Indeed, this was only an initial step in a new way of understanding this engagement. As it is only the beginning, future studies may want to address the questions raised by this study, and to expand upon the conceptualizations discussed in this study. There are a number of possible avenues for further pursuit indicated by the admitted limitations of the study, but we would like to highlight two here.
First, the measurements of the game playing gratifications and the game feature preferences relied only on the conceptualization of these categories. The items intended to measure each category was averaged with its brethren, with no attempt to conduct a statistical factor analysis to verify that these scale items were indeed measuring the categories as we defined them. Our reasoning for not conducting such a test was to remain as close as possible to what we saw as being the extant categories as described in previous literature. Conducting a factor analysis to validate these items may have ended up creating another layer of categorizations that would only complicate what had been found in the literature to date. As we were already imposing categories across the various previous findings, we did not want to start this initial interrogation of situationality by possibly further distancing ourselves from the literature as it stood. Further studies should attempt to prove the validity of the scale used to measure the gratifications and game features, even to the point of seeing how these two separate conceptual sets overlap in how they are preferred by players.

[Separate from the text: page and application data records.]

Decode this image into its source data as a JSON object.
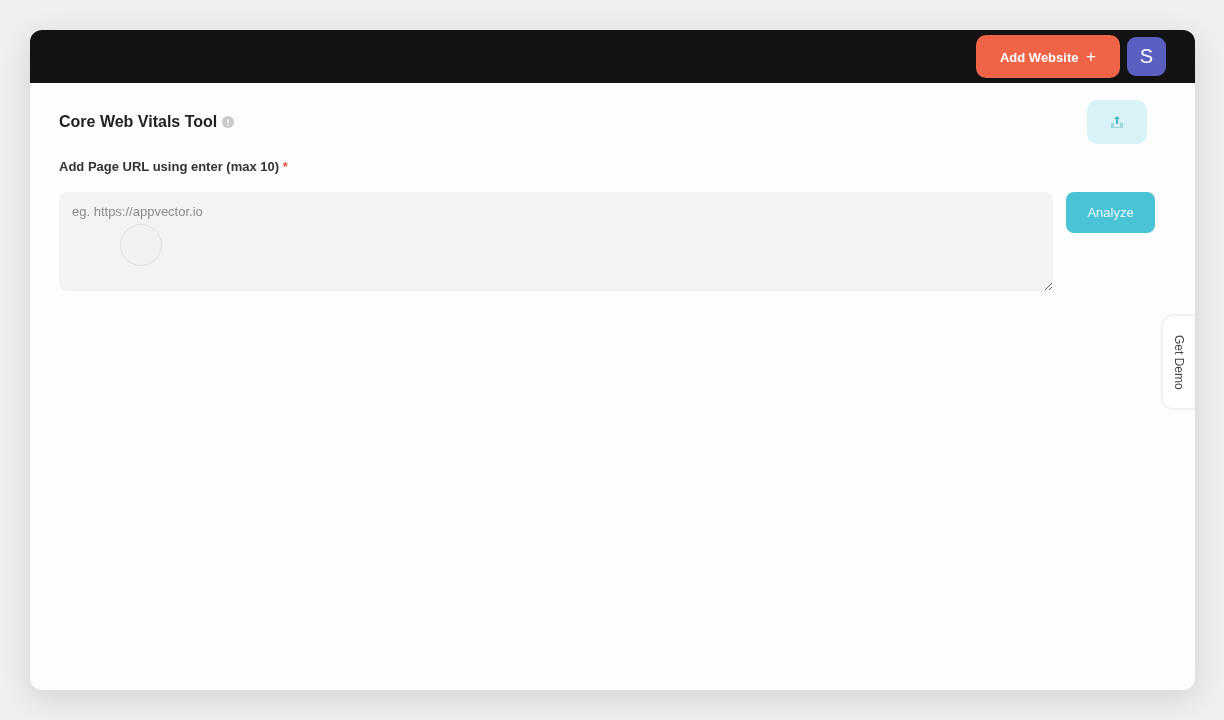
{
  "header": {
    "add_button": {
      "label": "Add Website",
      "icon": "+"
    },
    "avatar": {
      "initial": "S"
    }
  },
  "page": {
    "title": "Core Web Vitals Tool"
  },
  "url_field": {
    "label": "Add Page URL using enter (max 10)",
    "required_mark": "*",
    "placeholder": "eg. https://appvector.io"
  },
  "analyze_button": {
    "label": "Analyze"
  },
  "side_tab": {
    "label": "Get Demo"
  }
}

However, before such a factor analysis is conducted, it may be judicious to conduct a qualitative study of these conceptual sets along the same lines as this study; that is, to ask men and women to discuss their engagement with different types of games in different situations in their own words. It is possible that by allowing players to use their own words to express their interpretations of their engagements, the results seen for gender differences within situations may further disappear. The case may be that women would evaluate as highly the same preferences that men did if they could use their own words and not terminology imposed upon them by scale items; or it may be the reverse, that men would evaluate the same as women. Funk (2001) indicated a potential occurrence of this when boys and girls both described liking the same content of games, only boys called it “violence” while girls called it “action, adventure”. The researcher surmised that this was because it was more socially acceptable for girls to describe such content this way. Perhaps women would describe competition differently than “bragging rights,” or men might describe the importance of their characters in terms other than the character’s appearance or the idea of socializing in terms that do not emphasize sharing. Until a more phenomenological and situationally based investigation of how men and women are actually interpreting their game playing engagements is conducted, these possibilities remain tantalizing.